Method of distribution of general publications. These publications are, so far as issued, for free distribution except as noted. Copies may be obtained from the committee as long as editions printed are available.
Annual and other periodical publications.-The Committee on Public Information has not issued any annual report but there is printed a daily “ Official Bulletin " which is sent free to officials of all Government departments; to the members of the United States Senate and House of Representatives; members of the American diplomatic and consular service; the foreign diplomatic and consular service; officers of the Army and Navy; every post office in the United States (to be posted daily); governors of all States; mayors of all cities; all daily newspapers and press associations of the country; all magazines; colleges and universities ; chambers of commerce and boards of trade; and other public institutions. Regular subscription to others $5.00 per year.
Correspondence.- Requests for general publications should be addressed to the Distribution Department, 6 Jackson Place. Requests for the “ Official Bulletin " should be addressed to Editor, Official Bulletin, 16 Jackson Place, Washington, D. C.
SERVICE BUREAU. The committee has established this bureau to give necessary information concerning Government work to those who have business with the Governmental agencies in Washington. The bureau is located at the corner of Fifteenth and G Streets NW., Washington, D. C.
PART 1. DEPARTMENT OF STATE.
(For location of department, bureaus, etc., see page 186.)
Principal administrative officials.-Secretary of State; Counselor for the De-
General information and duties.—The Secretary of State is charged, under
The Counselor becomes the Acting Secretary of State in the absence of the
Under the organization of the department the Assistant Secretary, Second
The Director of the Consular Service is charged with the general sapervision
The Chief Clerk has general supervision of the clerks and employees and of
The Foreign Trade Adviser has general supervision of foreign trade matters,
The Diplomatic Bureau handles diplomatic correspondence and miscellaneous
The Division of Latin-American Affairs handles diplomatic and consular cor-
The Division of Far Eastern Affairs handles diplomatic and consular corre-
The Division of Near Eastern Affairs handles diplomatic and consular corre-
lation to Germany, Austria-Hungary, Russia, Roumania, Servia, Bulgaria,
The Division of Western European Affairs handles diplomatic and consular
The Consular Bureau handles consular correspondence and miscellaneous
The Bureau of Appointments is charged with custody of the Great Seal and
The Bureau of Citizenship examines all applications for passports, issues
The Bureau of Indexes and Archives records and indexes the general corre-
The Bureau of Accounts has custody and disbursement of appropriations
The Bureau of Rolls and Library has custody of the rolls, treaties, etc.;
The Division of Foreign Intelligence prepares and distributes to the foreign
The Office of the Law Clerk edits and indexes the laws, resolutions, public
The Superintendent of the State, War, and Navy Department Building is the
Publications. The following publications of the State Department are avail-

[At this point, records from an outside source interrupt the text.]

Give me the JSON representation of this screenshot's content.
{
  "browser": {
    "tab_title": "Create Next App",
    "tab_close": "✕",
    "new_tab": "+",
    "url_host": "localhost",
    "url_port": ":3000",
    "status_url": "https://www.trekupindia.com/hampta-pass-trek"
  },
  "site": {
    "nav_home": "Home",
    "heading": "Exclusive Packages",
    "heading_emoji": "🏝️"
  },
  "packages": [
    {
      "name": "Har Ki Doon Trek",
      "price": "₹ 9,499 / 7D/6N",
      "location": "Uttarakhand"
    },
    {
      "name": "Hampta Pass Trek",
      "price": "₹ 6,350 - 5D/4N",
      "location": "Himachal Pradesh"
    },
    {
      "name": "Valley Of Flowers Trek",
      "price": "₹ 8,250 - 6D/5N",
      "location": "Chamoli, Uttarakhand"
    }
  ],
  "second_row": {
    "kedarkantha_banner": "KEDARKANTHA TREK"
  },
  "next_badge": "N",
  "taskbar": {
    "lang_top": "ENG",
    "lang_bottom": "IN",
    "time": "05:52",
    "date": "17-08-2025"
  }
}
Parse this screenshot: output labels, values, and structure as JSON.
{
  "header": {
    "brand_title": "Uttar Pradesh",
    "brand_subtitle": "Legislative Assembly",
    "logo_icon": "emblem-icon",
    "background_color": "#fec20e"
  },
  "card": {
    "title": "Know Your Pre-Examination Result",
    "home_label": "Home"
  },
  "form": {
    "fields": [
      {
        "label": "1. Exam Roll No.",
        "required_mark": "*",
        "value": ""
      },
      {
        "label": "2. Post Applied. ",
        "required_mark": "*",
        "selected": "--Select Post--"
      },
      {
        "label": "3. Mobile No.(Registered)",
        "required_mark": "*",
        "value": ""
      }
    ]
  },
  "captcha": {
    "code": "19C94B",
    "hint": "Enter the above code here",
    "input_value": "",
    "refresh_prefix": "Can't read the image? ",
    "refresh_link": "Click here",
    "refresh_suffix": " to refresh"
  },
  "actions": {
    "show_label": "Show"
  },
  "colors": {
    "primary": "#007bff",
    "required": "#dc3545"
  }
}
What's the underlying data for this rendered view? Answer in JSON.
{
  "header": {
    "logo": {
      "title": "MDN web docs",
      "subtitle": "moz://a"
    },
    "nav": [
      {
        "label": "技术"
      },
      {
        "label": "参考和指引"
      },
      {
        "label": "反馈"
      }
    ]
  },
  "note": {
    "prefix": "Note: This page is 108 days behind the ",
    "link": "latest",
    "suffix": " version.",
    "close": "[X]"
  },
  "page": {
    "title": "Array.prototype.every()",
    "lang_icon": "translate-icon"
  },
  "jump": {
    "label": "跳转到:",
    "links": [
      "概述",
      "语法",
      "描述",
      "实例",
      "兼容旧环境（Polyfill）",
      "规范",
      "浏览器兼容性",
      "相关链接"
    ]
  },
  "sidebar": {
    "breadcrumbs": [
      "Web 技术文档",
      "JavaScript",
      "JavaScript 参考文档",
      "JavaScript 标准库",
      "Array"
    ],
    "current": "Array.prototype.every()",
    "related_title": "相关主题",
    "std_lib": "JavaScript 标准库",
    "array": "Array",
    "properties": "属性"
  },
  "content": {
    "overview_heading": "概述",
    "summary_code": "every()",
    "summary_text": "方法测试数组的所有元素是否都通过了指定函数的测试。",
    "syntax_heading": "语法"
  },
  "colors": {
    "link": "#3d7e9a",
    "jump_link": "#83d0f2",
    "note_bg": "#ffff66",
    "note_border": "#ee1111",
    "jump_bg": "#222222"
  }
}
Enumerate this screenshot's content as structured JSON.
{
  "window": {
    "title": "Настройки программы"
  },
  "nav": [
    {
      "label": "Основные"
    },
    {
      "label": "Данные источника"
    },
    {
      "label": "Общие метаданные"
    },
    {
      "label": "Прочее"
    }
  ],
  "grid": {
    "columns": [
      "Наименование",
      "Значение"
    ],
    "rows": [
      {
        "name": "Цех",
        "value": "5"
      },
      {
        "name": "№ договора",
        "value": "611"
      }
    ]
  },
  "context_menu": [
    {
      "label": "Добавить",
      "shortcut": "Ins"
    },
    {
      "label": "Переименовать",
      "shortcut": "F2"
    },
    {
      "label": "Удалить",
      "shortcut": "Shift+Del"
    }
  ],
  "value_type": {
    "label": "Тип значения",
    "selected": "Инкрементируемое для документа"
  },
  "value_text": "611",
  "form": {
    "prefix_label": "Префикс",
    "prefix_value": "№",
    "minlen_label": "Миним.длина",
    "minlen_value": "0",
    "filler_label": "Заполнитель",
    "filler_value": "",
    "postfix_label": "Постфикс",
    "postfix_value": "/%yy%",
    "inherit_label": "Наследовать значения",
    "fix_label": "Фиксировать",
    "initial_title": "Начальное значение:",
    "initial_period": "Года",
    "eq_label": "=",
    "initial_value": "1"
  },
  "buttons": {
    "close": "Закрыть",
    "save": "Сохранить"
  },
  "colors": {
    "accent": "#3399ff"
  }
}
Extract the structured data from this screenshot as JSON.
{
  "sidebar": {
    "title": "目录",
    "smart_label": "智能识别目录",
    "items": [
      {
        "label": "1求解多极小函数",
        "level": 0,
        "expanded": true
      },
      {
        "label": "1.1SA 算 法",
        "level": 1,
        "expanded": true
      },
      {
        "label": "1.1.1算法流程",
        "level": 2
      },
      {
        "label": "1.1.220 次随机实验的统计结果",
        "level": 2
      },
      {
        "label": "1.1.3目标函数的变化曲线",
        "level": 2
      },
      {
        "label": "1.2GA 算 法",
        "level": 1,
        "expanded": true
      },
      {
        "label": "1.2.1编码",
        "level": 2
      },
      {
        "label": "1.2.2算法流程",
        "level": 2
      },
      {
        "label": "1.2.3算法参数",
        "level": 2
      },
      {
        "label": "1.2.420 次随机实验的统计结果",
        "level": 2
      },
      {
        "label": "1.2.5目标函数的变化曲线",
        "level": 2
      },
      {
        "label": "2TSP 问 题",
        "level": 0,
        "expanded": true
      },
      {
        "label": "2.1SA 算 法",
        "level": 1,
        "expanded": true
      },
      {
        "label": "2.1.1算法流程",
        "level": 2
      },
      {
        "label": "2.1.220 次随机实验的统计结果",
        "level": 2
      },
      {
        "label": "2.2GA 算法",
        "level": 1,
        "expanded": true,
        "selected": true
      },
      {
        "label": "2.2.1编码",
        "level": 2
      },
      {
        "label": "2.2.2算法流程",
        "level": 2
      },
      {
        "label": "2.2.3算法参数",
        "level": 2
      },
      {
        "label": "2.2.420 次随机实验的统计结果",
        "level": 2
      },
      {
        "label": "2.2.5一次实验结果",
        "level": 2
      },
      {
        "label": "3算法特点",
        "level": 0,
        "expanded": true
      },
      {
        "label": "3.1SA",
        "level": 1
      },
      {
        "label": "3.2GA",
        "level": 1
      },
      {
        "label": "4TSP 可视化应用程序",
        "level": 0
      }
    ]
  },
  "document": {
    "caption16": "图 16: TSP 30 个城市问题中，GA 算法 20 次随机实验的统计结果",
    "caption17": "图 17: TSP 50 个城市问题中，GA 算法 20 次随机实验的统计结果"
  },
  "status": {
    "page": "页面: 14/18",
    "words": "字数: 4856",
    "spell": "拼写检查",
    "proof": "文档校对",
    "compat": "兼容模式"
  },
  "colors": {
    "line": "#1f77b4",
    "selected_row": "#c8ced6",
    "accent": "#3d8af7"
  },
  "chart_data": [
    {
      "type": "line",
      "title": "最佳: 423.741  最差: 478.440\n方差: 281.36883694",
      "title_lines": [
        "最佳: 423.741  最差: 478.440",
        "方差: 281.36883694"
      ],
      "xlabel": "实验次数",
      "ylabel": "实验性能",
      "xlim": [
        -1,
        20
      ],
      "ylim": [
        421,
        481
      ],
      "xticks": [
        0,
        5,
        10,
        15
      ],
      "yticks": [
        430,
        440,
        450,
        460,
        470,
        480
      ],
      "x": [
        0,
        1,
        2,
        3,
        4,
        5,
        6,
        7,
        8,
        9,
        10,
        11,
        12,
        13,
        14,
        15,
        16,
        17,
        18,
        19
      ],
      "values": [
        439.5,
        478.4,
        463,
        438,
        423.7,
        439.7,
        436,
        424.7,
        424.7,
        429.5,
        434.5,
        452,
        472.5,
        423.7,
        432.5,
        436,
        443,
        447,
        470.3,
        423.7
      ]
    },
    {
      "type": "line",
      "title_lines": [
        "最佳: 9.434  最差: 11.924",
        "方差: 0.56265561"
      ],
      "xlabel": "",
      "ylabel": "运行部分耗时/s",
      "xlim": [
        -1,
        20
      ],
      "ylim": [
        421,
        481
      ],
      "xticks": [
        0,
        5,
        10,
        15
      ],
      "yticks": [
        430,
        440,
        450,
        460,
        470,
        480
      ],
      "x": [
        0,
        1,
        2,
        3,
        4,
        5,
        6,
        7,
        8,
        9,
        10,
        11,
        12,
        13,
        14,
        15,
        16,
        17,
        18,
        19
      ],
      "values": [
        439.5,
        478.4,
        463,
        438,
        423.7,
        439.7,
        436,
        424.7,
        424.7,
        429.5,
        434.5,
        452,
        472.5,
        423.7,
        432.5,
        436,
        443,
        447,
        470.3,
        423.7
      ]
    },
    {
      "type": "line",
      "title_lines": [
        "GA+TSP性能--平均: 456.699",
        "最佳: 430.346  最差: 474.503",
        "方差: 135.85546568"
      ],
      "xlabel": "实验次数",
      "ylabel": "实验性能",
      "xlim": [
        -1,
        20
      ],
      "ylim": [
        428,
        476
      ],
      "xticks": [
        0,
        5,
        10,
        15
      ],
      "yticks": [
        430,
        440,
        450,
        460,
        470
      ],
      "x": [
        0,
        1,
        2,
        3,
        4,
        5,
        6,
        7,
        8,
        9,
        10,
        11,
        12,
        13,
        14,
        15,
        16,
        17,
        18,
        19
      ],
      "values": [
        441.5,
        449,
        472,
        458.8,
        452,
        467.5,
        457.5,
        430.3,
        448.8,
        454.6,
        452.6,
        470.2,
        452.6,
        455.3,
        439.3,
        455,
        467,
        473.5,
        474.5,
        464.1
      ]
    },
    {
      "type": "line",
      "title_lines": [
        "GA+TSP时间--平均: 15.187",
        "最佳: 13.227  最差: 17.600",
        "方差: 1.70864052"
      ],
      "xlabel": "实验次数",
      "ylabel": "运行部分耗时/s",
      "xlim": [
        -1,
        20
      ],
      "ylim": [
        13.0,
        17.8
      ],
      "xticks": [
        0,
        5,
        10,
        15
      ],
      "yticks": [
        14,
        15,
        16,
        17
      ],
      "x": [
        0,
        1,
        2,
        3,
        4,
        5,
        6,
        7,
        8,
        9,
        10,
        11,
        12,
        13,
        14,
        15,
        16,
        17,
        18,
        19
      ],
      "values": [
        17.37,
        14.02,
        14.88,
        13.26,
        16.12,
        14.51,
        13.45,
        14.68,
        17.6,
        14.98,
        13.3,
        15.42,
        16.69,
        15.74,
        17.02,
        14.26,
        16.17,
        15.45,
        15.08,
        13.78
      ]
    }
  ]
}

(0) Register of the Department of State List of officers, clerks, and em-
(c) Diplomatic and Consular Service of the United States. List of diplo-
(d) Diplomatic List. Containing the diplomatic officials and families of for-
(e) Information Regarding Appointments and Promotions in the Consular
(1) Information Regarding Appointments and Promotions in the Diplomatic
(g) Rules Governing the Granting and Issuing of Passports in the United
Correspondence.-Requests for these publications should be sent to the Chief